WHAT THE EXERCISE ASKS: Every line of the data below is to be duplicated exactly, pictures excepted.

RECORD SET:
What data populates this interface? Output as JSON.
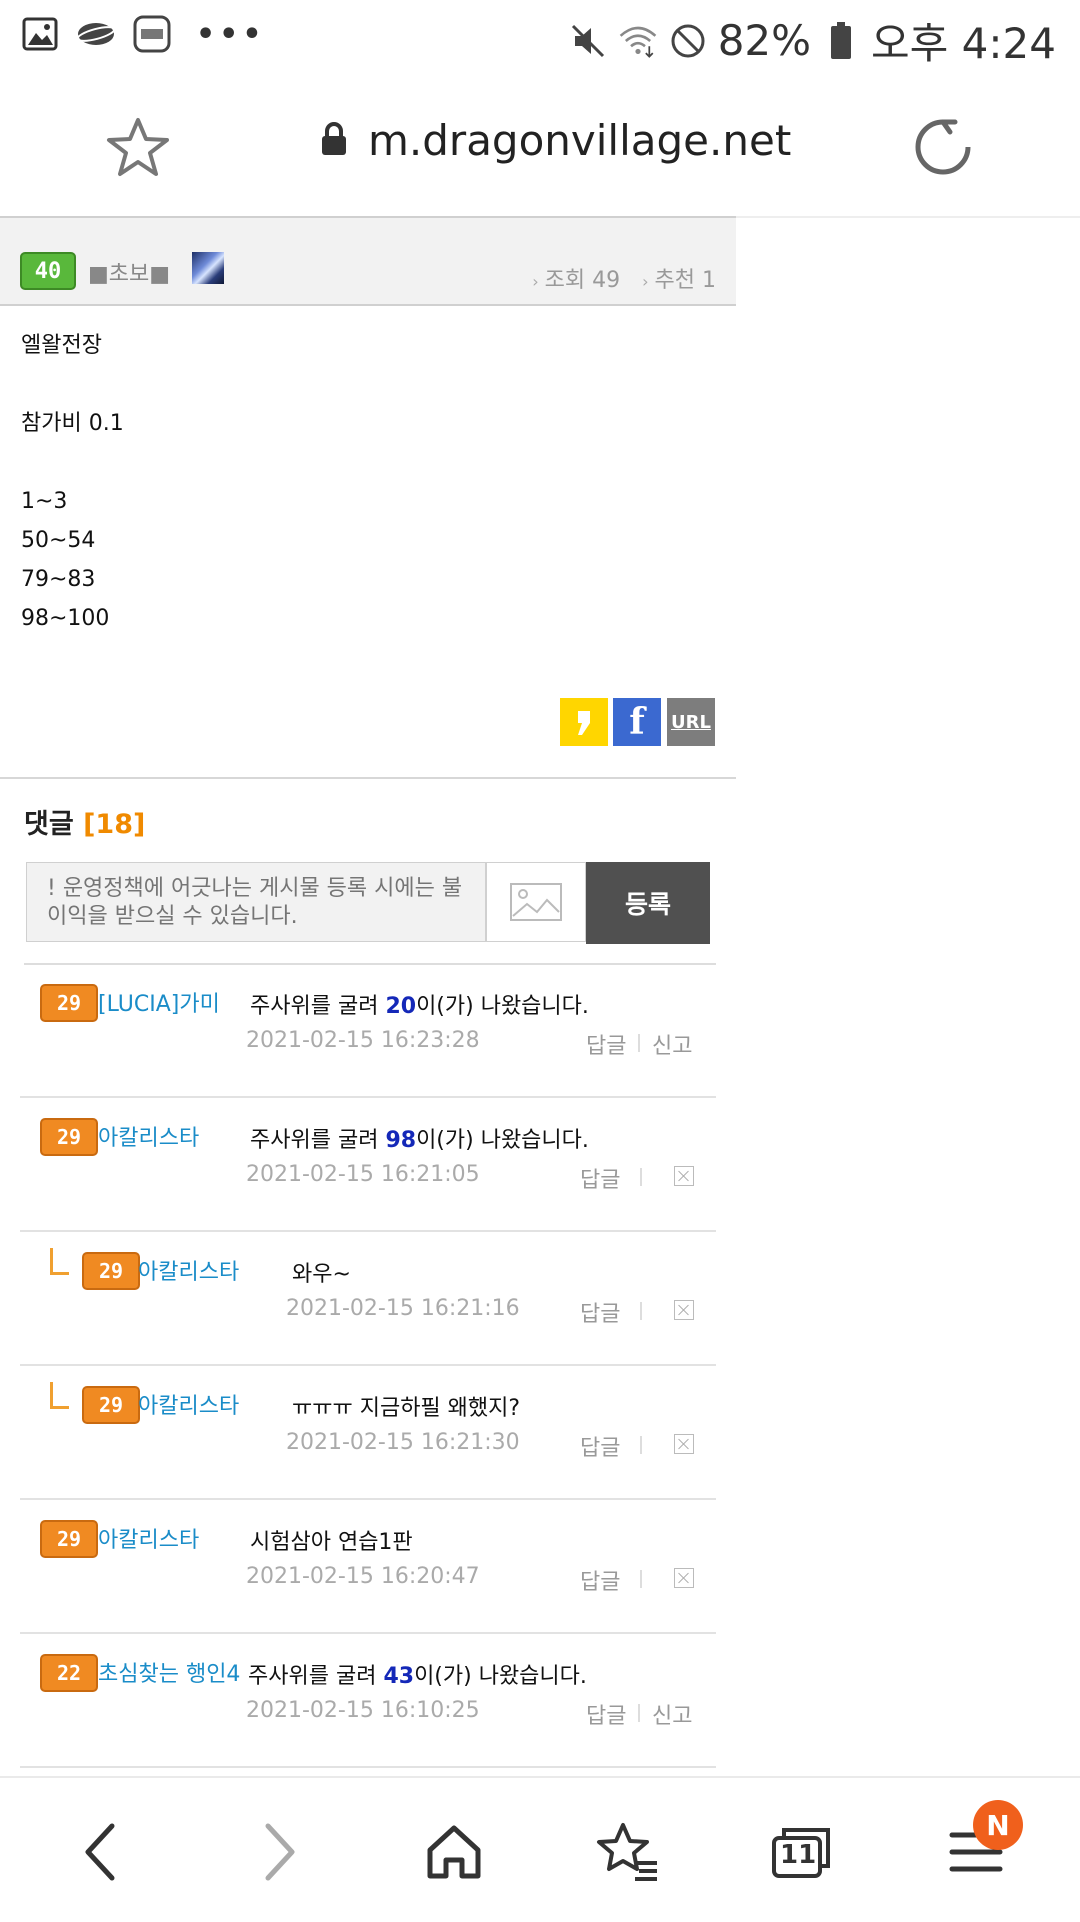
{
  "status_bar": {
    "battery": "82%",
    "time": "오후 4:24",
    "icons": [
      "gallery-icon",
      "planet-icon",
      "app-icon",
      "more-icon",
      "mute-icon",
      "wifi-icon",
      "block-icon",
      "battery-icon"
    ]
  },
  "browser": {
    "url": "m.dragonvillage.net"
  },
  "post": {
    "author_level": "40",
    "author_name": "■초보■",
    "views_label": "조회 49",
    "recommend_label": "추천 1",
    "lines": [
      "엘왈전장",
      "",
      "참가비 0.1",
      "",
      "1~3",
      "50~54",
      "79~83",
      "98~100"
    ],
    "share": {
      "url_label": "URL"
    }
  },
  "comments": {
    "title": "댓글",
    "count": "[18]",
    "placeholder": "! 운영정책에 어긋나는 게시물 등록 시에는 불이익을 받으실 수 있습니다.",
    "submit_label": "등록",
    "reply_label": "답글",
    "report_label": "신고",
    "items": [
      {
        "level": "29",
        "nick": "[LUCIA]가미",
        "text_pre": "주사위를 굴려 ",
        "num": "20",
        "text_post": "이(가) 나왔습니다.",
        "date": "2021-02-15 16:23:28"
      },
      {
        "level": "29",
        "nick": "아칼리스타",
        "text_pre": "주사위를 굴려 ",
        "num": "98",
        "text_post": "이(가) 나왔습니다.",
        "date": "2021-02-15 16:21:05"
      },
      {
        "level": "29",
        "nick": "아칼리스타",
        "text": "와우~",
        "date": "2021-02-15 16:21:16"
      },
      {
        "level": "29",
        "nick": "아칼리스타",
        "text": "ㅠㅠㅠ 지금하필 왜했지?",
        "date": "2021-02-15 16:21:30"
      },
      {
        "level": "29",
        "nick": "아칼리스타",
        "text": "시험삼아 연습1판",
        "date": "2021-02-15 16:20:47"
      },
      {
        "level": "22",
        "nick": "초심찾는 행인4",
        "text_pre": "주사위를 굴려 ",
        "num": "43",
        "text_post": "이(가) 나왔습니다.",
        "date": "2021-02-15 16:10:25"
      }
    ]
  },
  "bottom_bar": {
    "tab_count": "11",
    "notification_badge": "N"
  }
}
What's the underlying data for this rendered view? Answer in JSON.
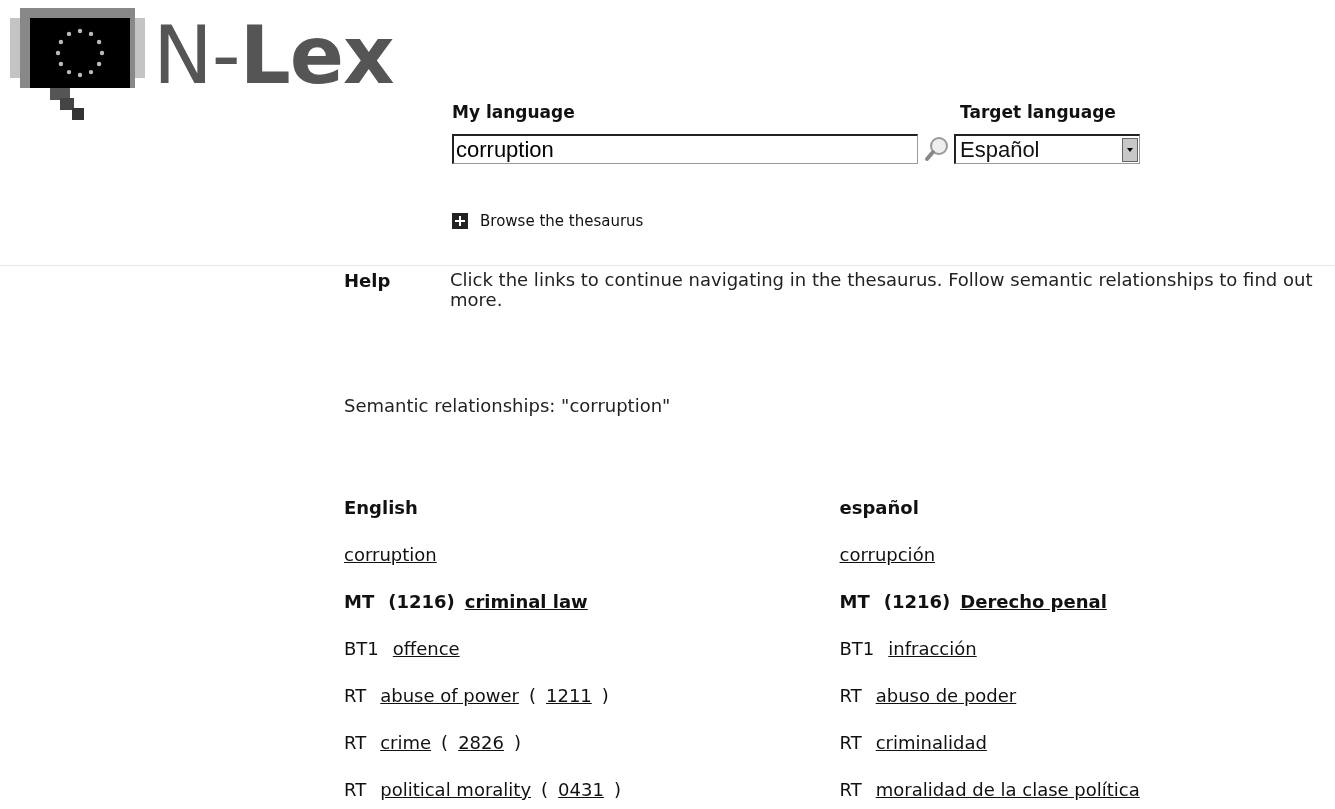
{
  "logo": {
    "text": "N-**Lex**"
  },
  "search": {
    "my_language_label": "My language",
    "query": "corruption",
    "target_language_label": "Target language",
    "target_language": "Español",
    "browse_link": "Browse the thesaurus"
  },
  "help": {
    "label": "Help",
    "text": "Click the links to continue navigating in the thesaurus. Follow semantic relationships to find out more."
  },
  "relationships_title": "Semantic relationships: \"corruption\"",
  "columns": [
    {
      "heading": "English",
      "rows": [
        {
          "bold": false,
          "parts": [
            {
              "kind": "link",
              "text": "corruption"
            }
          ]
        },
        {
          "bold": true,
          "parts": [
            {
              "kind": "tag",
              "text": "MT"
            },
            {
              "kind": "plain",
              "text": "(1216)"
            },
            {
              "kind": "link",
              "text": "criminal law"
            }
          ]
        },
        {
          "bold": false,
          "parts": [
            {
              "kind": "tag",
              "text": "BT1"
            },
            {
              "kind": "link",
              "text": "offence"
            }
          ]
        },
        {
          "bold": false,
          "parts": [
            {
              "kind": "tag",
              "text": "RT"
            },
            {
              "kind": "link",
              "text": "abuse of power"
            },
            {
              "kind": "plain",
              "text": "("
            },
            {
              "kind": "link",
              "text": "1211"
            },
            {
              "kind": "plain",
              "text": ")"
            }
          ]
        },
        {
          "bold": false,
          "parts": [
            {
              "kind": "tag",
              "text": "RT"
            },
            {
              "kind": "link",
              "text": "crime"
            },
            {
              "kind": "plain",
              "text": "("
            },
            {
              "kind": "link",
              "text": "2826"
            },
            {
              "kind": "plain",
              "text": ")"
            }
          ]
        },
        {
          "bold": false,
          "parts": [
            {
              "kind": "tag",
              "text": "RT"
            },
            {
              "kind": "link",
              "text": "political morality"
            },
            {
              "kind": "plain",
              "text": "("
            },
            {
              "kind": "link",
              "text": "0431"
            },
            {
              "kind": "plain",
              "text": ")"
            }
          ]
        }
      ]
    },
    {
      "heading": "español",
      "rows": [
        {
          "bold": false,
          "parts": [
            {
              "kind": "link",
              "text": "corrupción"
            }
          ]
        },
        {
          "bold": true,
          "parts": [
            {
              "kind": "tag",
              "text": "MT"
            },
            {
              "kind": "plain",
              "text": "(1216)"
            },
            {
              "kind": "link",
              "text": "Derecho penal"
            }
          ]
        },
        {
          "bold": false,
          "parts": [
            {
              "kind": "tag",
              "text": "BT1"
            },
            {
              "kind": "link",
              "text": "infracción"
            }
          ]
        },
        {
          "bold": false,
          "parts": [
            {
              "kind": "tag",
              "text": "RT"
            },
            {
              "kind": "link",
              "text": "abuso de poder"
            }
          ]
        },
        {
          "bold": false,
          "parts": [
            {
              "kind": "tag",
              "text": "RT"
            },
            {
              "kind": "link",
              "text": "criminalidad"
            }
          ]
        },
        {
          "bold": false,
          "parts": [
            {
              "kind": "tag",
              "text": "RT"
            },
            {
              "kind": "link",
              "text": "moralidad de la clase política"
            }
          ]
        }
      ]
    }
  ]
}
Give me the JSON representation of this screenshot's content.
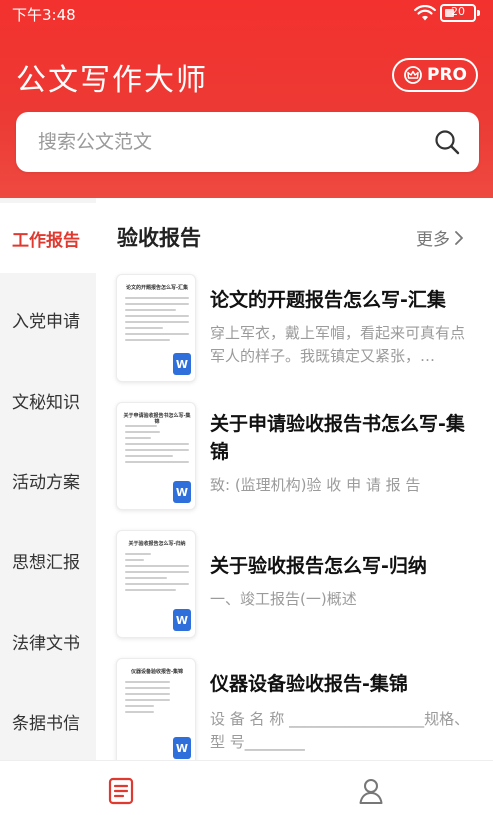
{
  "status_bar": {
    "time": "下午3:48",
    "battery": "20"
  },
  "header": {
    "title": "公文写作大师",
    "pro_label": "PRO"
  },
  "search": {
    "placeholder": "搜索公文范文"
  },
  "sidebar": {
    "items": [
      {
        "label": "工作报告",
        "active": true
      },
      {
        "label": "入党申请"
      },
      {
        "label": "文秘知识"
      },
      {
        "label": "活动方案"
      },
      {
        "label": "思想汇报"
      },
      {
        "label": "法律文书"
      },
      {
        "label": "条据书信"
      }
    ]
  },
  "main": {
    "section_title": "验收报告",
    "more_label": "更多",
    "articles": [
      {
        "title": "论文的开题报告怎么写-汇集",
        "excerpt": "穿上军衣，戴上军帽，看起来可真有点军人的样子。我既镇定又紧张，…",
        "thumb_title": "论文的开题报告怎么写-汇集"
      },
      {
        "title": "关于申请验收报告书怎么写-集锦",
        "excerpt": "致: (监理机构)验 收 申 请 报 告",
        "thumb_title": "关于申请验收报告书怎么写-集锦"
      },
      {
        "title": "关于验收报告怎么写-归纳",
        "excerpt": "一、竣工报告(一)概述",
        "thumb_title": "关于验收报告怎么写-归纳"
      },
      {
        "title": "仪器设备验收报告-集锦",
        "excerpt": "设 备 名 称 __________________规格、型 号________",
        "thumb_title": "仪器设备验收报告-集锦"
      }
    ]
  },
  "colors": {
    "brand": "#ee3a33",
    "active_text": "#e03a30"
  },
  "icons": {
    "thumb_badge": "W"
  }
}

RESPONSE AREA:
What data populates this interface? Output as JSON.
{
  "status_bar": {
    "battery": "82%",
    "time": "오후 4:24",
    "icons": [
      "gallery-icon",
      "planet-icon",
      "app-icon",
      "more-icon",
      "mute-icon",
      "wifi-icon",
      "block-icon",
      "battery-icon"
    ]
  },
  "browser": {
    "url": "m.dragonvillage.net"
  },
  "post": {
    "author_level": "40",
    "author_name": "■초보■",
    "views_label": "조회 49",
    "recommend_label": "추천 1",
    "lines": [
      "엘왈전장",
      "",
      "참가비 0.1",
      "",
      "1~3",
      "50~54",
      "79~83",
      "98~100"
    ],
    "share": {
      "url_label": "URL"
    }
  },
  "comments": {
    "title": "댓글",
    "count": "[18]",
    "placeholder": "! 운영정책에 어긋나는 게시물 등록 시에는 불이익을 받으실 수 있습니다.",
    "submit_label": "등록",
    "reply_label": "답글",
    "report_label": "신고",
    "items": [
      {
        "level": "29",
        "nick": "[LUCIA]가미",
        "text_pre": "주사위를 굴려 ",
        "num": "20",
        "text_post": "이(가) 나왔습니다.",
        "date": "2021-02-15 16:23:28"
      },
      {
        "level": "29",
        "nick": "아칼리스타",
        "text_pre": "주사위를 굴려 ",
        "num": "98",
        "text_post": "이(가) 나왔습니다.",
        "date": "2021-02-15 16:21:05"
      },
      {
        "level": "29",
        "nick": "아칼리스타",
        "text": "와우~",
        "date": "2021-02-15 16:21:16"
      },
      {
        "level": "29",
        "nick": "아칼리스타",
        "text": "ㅠㅠㅠ 지금하필 왜했지?",
        "date": "2021-02-15 16:21:30"
      },
      {
        "level": "29",
        "nick": "아칼리스타",
        "text": "시험삼아 연습1판",
        "date": "2021-02-15 16:20:47"
      },
      {
        "level": "22",
        "nick": "초심찾는 행인4",
        "text_pre": "주사위를 굴려 ",
        "num": "43",
        "text_post": "이(가) 나왔습니다.",
        "date": "2021-02-15 16:10:25"
      }
    ]
  },
  "bottom_bar": {
    "tab_count": "11",
    "notification_badge": "N"
  }
}
What's the underlying data for this rendered view? Answer in JSON.
{
  "logo": {
    "text": "N-**Lex**"
  },
  "search": {
    "my_language_label": "My language",
    "query": "corruption",
    "target_language_label": "Target language",
    "target_language": "Español",
    "browse_link": "Browse the thesaurus"
  },
  "help": {
    "label": "Help",
    "text": "Click the links to continue navigating in the thesaurus. Follow semantic relationships to find out more."
  },
  "relationships_title": "Semantic relationships: \"corruption\"",
  "columns": [
    {
      "heading": "English",
      "rows": [
        {
          "bold": false,
          "parts": [
            {
              "kind": "link",
              "text": "corruption"
            }
          ]
        },
        {
          "bold": true,
          "parts": [
            {
              "kind": "tag",
              "text": "MT"
            },
            {
              "kind": "plain",
              "text": "(1216)"
            },
            {
              "kind": "link",
              "text": "criminal law"
            }
          ]
        },
        {
          "bold": false,
          "parts": [
            {
              "kind": "tag",
              "text": "BT1"
            },
            {
              "kind": "link",
              "text": "offence"
            }
          ]
        },
        {
          "bold": false,
          "parts": [
            {
              "kind": "tag",
              "text": "RT"
            },
            {
              "kind": "link",
              "text": "abuse of power"
            },
            {
              "kind": "plain",
              "text": "("
            },
            {
              "kind": "link",
              "text": "1211"
            },
            {
              "kind": "plain",
              "text": ")"
            }
          ]
        },
        {
          "bold": false,
          "parts": [
            {
              "kind": "tag",
              "text": "RT"
            },
            {
              "kind": "link",
              "text": "crime"
            },
            {
              "kind": "plain",
              "text": "("
            },
            {
              "kind": "link",
              "text": "2826"
            },
            {
              "kind": "plain",
              "text": ")"
            }
          ]
        },
        {
          "bold": false,
          "parts": [
            {
              "kind": "tag",
              "text": "RT"
            },
            {
              "kind": "link",
              "text": "political morality"
            },
            {
              "kind": "plain",
              "text": "("
            },
            {
              "kind": "link",
              "text": "0431"
            },
            {
              "kind": "plain",
              "text": ")"
            }
          ]
        }
      ]
    },
    {
      "heading": "español",
      "rows": [
        {
          "bold": false,
          "parts": [
            {
              "kind": "link",
              "text": "corrupción"
            }
          ]
        },
        {
          "bold": true,
          "parts": [
            {
              "kind": "tag",
              "text": "MT"
            },
            {
              "kind": "plain",
              "text": "(1216)"
            },
            {
              "kind": "link",
              "text": "Derecho penal"
            }
          ]
        },
        {
          "bold": false,
          "parts": [
            {
              "kind": "tag",
              "text": "BT1"
            },
            {
              "kind": "link",
              "text": "infracción"
            }
          ]
        },
        {
          "bold": false,
          "parts": [
            {
              "kind": "tag",
              "text": "RT"
            },
            {
              "kind": "link",
              "text": "abuso de poder"
            }
          ]
        },
        {
          "bold": false,
          "parts": [
            {
              "kind": "tag",
              "text": "RT"
            },
            {
              "kind": "link",
              "text": "criminalidad"
            }
          ]
        },
        {
          "bold": false,
          "parts": [
            {
              "kind": "tag",
              "text": "RT"
            },
            {
              "kind": "link",
              "text": "moralidad de la clase política"
            }
          ]
        }
      ]
    }
  ]
}
Give me the JSON representation of this screenshot's content.
{
  "status_bar": {
    "time": "下午3:48",
    "battery": "20"
  },
  "header": {
    "title": "公文写作大师",
    "pro_label": "PRO"
  },
  "search": {
    "placeholder": "搜索公文范文"
  },
  "sidebar": {
    "items": [
      {
        "label": "工作报告",
        "active": true
      },
      {
        "label": "入党申请"
      },
      {
        "label": "文秘知识"
      },
      {
        "label": "活动方案"
      },
      {
        "label": "思想汇报"
      },
      {
        "label": "法律文书"
      },
      {
        "label": "条据书信"
      }
    ]
  },
  "main": {
    "section_title": "验收报告",
    "more_label": "更多",
    "articles": [
      {
        "title": "论文的开题报告怎么写-汇集",
        "excerpt": "穿上军衣，戴上军帽，看起来可真有点军人的样子。我既镇定又紧张，…",
        "thumb_title": "论文的开题报告怎么写-汇集"
      },
      {
        "title": "关于申请验收报告书怎么写-集锦",
        "excerpt": "致: (监理机构)验 收 申 请 报 告",
        "thumb_title": "关于申请验收报告书怎么写-集锦"
      },
      {
        "title": "关于验收报告怎么写-归纳",
        "excerpt": "一、竣工报告(一)概述",
        "thumb_title": "关于验收报告怎么写-归纳"
      },
      {
        "title": "仪器设备验收报告-集锦",
        "excerpt": "设 备 名 称 __________________规格、型 号________",
        "thumb_title": "仪器设备验收报告-集锦"
      }
    ]
  },
  "colors": {
    "brand": "#ee3a33",
    "active_text": "#e03a30"
  },
  "icons": {
    "thumb_badge": "W"
  }
}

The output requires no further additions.